- **Required work**: Your task is to output, without alteration, each line from the one containing "Convert this screenshot" through the final line of the records below.

▼▼▼

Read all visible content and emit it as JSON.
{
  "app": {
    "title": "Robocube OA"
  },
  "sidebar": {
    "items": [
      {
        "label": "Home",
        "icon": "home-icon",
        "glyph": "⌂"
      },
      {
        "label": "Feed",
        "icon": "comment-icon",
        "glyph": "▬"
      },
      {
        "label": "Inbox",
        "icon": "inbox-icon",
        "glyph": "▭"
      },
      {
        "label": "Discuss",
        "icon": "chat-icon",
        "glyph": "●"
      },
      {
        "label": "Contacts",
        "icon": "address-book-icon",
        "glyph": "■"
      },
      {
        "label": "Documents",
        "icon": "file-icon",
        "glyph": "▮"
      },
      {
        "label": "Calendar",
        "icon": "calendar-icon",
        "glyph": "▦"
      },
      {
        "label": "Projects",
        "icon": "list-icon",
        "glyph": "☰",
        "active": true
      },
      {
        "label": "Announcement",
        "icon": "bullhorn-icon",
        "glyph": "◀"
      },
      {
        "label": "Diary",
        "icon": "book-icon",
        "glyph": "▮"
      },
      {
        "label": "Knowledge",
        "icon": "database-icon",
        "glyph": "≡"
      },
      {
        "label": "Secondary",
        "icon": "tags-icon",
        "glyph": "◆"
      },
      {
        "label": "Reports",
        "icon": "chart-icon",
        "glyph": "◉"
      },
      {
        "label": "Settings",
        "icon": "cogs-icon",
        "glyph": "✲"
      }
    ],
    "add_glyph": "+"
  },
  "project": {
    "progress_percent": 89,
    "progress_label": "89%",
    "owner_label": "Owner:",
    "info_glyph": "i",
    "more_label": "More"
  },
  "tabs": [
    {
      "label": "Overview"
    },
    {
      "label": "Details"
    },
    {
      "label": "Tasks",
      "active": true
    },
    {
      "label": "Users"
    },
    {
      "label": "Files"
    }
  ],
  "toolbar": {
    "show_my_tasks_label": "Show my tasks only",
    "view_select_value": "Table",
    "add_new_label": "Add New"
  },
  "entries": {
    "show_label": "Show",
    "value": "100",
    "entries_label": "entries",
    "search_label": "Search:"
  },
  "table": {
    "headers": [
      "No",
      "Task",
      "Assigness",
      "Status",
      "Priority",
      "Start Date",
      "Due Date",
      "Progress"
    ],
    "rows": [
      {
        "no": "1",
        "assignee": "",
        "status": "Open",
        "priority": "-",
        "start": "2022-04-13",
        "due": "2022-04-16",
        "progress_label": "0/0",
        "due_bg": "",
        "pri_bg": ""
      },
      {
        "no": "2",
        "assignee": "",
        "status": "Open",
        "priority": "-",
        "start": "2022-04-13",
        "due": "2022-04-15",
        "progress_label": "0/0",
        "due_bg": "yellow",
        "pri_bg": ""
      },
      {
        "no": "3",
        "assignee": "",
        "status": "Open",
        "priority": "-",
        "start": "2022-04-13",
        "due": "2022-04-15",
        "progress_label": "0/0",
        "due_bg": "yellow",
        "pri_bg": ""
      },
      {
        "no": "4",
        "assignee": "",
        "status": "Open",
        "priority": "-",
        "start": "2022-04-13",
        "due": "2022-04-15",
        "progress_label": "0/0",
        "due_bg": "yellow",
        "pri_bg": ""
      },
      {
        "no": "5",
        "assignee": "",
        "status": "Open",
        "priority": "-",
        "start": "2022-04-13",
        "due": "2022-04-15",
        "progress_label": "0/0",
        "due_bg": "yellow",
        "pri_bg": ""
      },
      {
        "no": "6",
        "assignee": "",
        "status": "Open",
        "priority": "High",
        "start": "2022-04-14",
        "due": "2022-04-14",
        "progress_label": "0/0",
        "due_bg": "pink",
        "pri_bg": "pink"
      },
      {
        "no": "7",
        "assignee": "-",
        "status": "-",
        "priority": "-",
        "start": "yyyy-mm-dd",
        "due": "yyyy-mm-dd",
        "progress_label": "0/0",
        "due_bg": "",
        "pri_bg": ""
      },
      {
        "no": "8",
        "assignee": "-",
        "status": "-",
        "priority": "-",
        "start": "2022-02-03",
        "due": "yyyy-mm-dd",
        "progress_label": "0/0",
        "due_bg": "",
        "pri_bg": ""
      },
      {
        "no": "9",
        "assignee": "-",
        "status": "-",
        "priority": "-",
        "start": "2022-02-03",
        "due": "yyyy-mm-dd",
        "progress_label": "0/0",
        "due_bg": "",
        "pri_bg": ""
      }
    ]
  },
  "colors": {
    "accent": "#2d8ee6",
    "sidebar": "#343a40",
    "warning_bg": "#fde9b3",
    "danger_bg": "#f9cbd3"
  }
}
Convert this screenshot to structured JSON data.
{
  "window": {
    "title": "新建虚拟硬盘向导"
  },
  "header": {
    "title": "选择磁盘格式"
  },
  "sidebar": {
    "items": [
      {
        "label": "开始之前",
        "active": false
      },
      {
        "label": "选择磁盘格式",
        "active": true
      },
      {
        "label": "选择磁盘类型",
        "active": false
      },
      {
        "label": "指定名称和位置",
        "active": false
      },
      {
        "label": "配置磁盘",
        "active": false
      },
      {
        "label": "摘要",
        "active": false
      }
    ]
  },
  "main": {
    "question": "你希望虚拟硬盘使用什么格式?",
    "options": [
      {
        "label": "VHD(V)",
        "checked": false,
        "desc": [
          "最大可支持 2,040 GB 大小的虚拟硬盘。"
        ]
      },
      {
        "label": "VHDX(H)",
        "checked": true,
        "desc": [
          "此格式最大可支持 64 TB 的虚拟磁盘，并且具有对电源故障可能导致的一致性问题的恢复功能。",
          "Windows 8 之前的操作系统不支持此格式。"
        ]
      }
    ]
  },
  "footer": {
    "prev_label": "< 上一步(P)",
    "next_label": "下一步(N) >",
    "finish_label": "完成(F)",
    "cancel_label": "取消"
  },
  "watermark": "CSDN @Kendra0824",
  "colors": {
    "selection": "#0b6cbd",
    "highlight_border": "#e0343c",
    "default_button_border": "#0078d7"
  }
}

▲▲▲

- **Answer to the problem**:
Convert this screenshot to structured JSON data.
{
  "window": {
    "title": "新建虚拟硬盘向导"
  },
  "header": {
    "title": "选择磁盘格式"
  },
  "sidebar": {
    "items": [
      {
        "label": "开始之前",
        "active": false
      },
      {
        "label": "选择磁盘格式",
        "active": true
      },
      {
        "label": "选择磁盘类型",
        "active": false
      },
      {
        "label": "指定名称和位置",
        "active": false
      },
      {
        "label": "配置磁盘",
        "active": false
      },
      {
        "label": "摘要",
        "active": false
      }
    ]
  },
  "main": {
    "question": "你希望虚拟硬盘使用什么格式?",
    "options": [
      {
        "label": "VHD(V)",
        "checked": false,
        "desc": [
          "最大可支持 2,040 GB 大小的虚拟硬盘。"
        ]
      },
      {
        "label": "VHDX(H)",
        "checked": true,
        "desc": [
          "此格式最大可支持 64 TB 的虚拟磁盘，并且具有对电源故障可能导致的一致性问题的恢复功能。",
          "Windows 8 之前的操作系统不支持此格式。"
        ]
      }
    ]
  },
  "footer": {
    "prev_label": "< 上一步(P)",
    "next_label": "下一步(N) >",
    "finish_label": "完成(F)",
    "cancel_label": "取消"
  },
  "watermark": "CSDN @Kendra0824",
  "colors": {
    "selection": "#0b6cbd",
    "highlight_border": "#e0343c",
    "default_button_border": "#0078d7"
  }
}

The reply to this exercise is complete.